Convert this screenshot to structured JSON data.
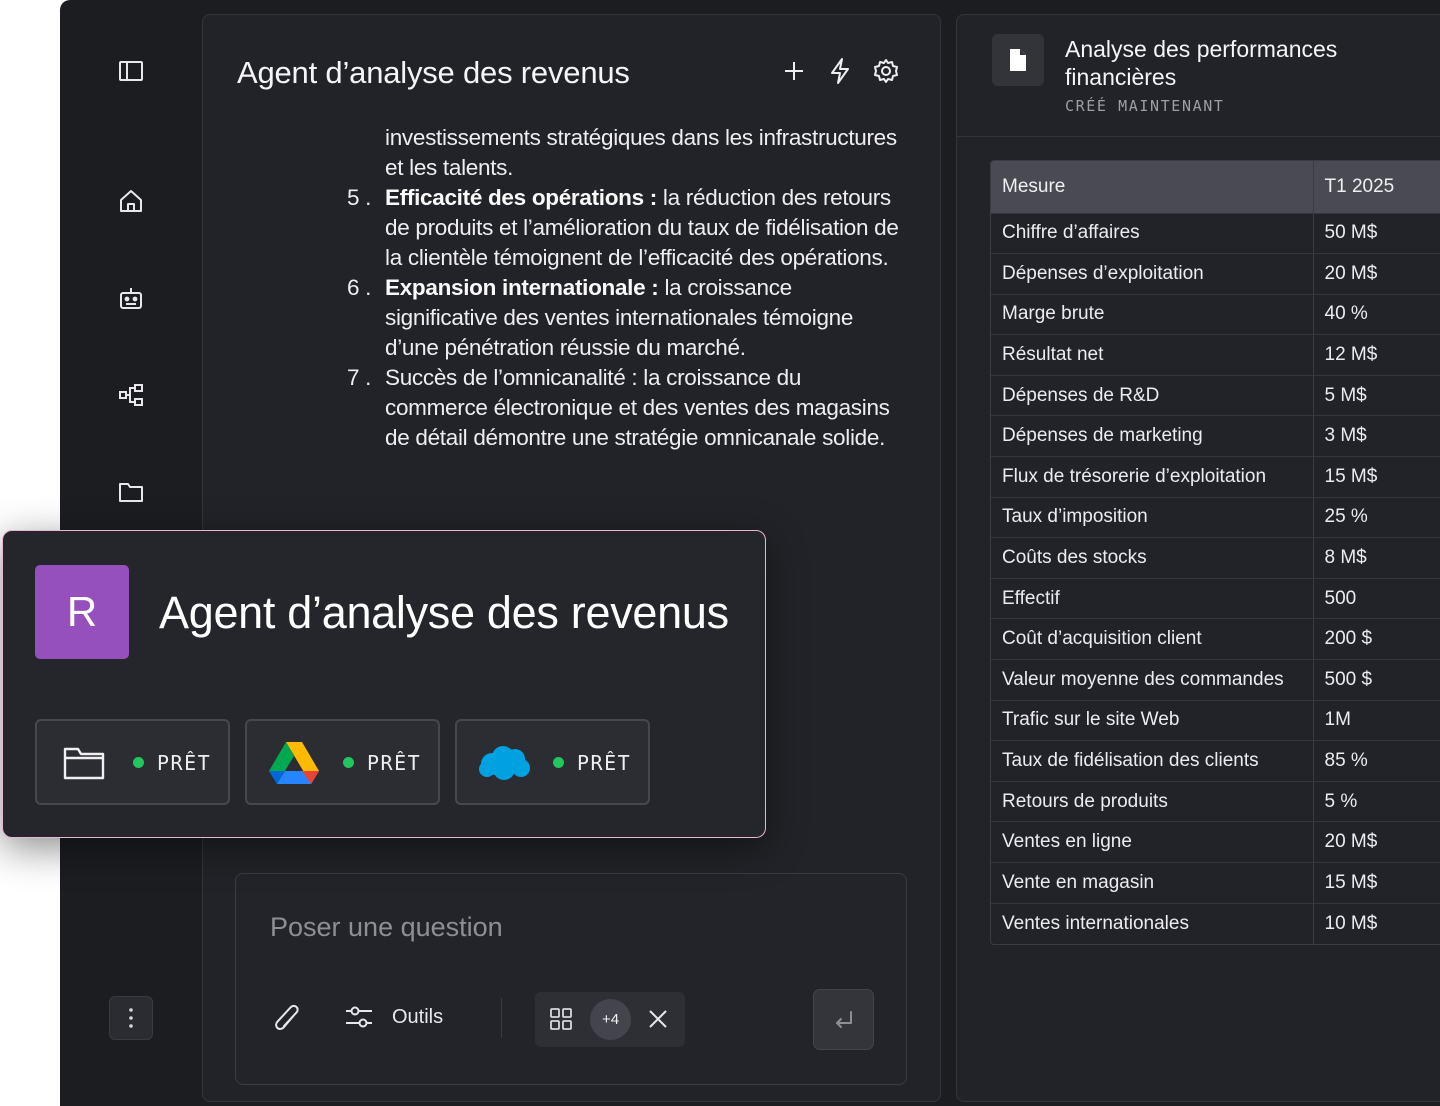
{
  "sidebar": {
    "icons": [
      "panel-toggle-icon",
      "home-icon",
      "bot-icon",
      "workflow-icon",
      "folder-icon",
      "more-vertical-icon"
    ]
  },
  "chat": {
    "title": "Agent d’analyse des revenus",
    "actions": [
      "plus-icon",
      "bolt-icon",
      "gear-icon"
    ],
    "intro": "investissements stratégiques dans les infrastructures et les talents.",
    "items": [
      {
        "num": "5 .",
        "bold": "Efficacité des opérations :",
        "text": " la réduction des retours de produits et l’amélioration du taux de fidélisation de la clientèle témoignent de l’efficacité des opérations."
      },
      {
        "num": "6 .",
        "bold": "Expansion internationale :",
        "text": " la croissance significative des ventes internationales témoigne d’une pénétration réussie du marché."
      },
      {
        "num": "7 .",
        "bold": "",
        "text": " Succès de l’omnicanalité : la croissance du commerce électronique et des ventes des magasins de détail démontre une stratégie omnicanale solide."
      }
    ]
  },
  "agent_card": {
    "avatar_letter": "R",
    "avatar_color": "#9650bd",
    "name": "Agent d’analyse des revenus",
    "tools": [
      {
        "icon": "folder-icon",
        "status": "PRÊT"
      },
      {
        "icon": "google-drive-icon",
        "status": "PRÊT"
      },
      {
        "icon": "salesforce-cloud-icon",
        "status": "PRÊT"
      }
    ],
    "status_color": "#22c55e"
  },
  "composer": {
    "placeholder": "Poser une question",
    "tools_label": "Outils",
    "apps_badge": "+4"
  },
  "document": {
    "title": "Analyse des performances financières",
    "subtitle": "CRÉÉ MAINTENANT",
    "columns": [
      "Mesure",
      "T1 2025"
    ],
    "rows": [
      [
        "Chiffre d’affaires",
        "50 M$"
      ],
      [
        "Dépenses d’exploitation",
        "20 M$"
      ],
      [
        "Marge brute",
        "40 %"
      ],
      [
        "Résultat net",
        "12 M$"
      ],
      [
        "Dépenses de R&D",
        "5 M$"
      ],
      [
        "Dépenses de marketing",
        "3 M$"
      ],
      [
        "Flux de trésorerie d’exploitation",
        "15 M$"
      ],
      [
        "Taux d’imposition",
        "25 %"
      ],
      [
        "Coûts des stocks",
        "8 M$"
      ],
      [
        "Effectif",
        "500"
      ],
      [
        "Coût d’acquisition client",
        "200 $"
      ],
      [
        "Valeur moyenne des commandes",
        "500 $"
      ],
      [
        "Trafic sur le site Web",
        "1M"
      ],
      [
        "Taux de fidélisation des clients",
        "85 %"
      ],
      [
        "Retours de produits",
        "5 %"
      ],
      [
        "Ventes en ligne",
        "20 M$"
      ],
      [
        "Vente en magasin",
        "15 M$"
      ],
      [
        "Ventes internationales",
        "10 M$"
      ]
    ]
  }
}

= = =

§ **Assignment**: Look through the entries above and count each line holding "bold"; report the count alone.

§ **Solution below**: 3